The problem arose as early as when humans began counting and measuring things. Measurements started with our body parts; hence, our number systems are based on the number ten, which of course corresponds to the number of our fingers and toes. The base-ten numbering system is found in all cultures and seems to have evolved independently on several continents even before writing was invented. Further, we know that the ancient Egyptians built the earliest permanent human structures using the cubit (the length of a human male forearm and hand) as their basic unit of measure.
We know that humans began measuring time before they invented writing. The legendary Stonehenge artifact, built in ancient Britain before the Egyptian pyramids, is an accurate calendar predicting solar solstices. Sundials and water clocks have been found in the remains of several ancient cultures, although the accurate measurement of daily time periods is relatively new.
No matter how humans measure time, a motion of some kind is required, whether it be the motion of extraterrestrial objects, mechanical devices, or the electrons inside an atomic clock. When a motion starts or stops is entirely up to the observer and is never really objective. The same principle applies to all measured spaces – the observer (or measure-er) decides where to begin and where to end the measurement. And, of course, the units of measure are arbitrary human inventions that don’t exist in nature. This fact is evident in the nearly universal adoption of the metric measurement system, except in the USA where the medieval English system is maintained.
Nearly everyone assumes that there are four dimensions of reality, as if these were objectively true as existence itself. Even those who posit that there are more than four dimensions don’t deny the first four – length, width, height (or depth), and time. But nature doesn’t measure itself; only humans attempt to measure nature.
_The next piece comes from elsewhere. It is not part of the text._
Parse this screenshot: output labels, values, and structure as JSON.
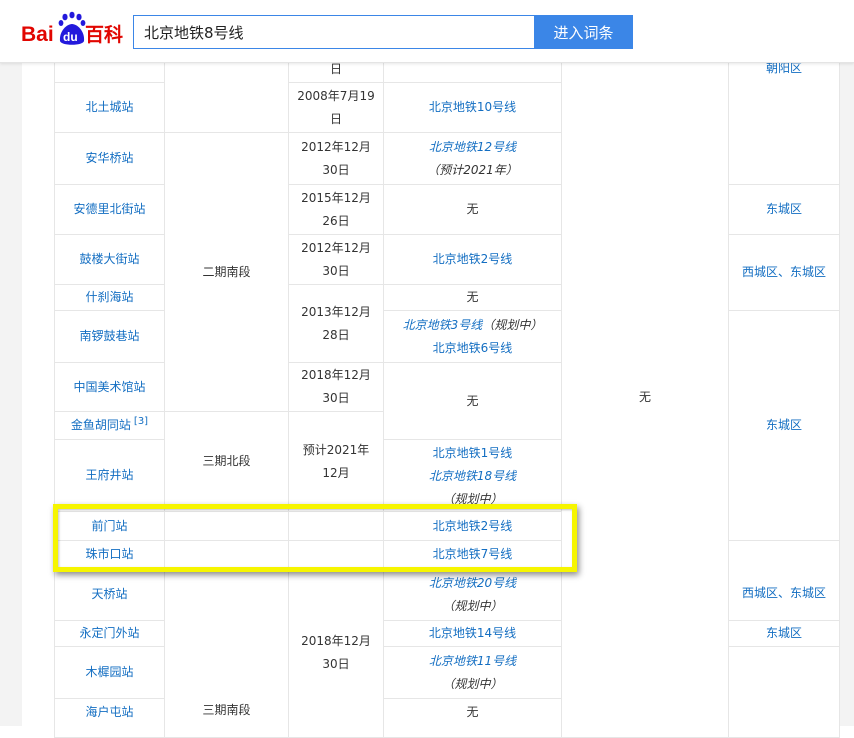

As Einstein proved, light has a constant speed in a vacuum of approximately 186,000 miles or 300 million meters per second (note that the mile, meter, and second are arbitrary units), but its exact value has never been determined.
All objects (matter or mass) and their motion (energy) are inextricably bound to make all events (time) happen. Only we humans, as observers, can decide what is an event. If we can’t see it for ourselves, we must take the word of someone else that it actually happened. As an old teaching colleague of mine said, “All knowledge is history.” He was right because nearly everything we know comes from vicarious experience.
Maybe Yogi was right too, after all. I’m writing this sentence now, but…
[to be continued]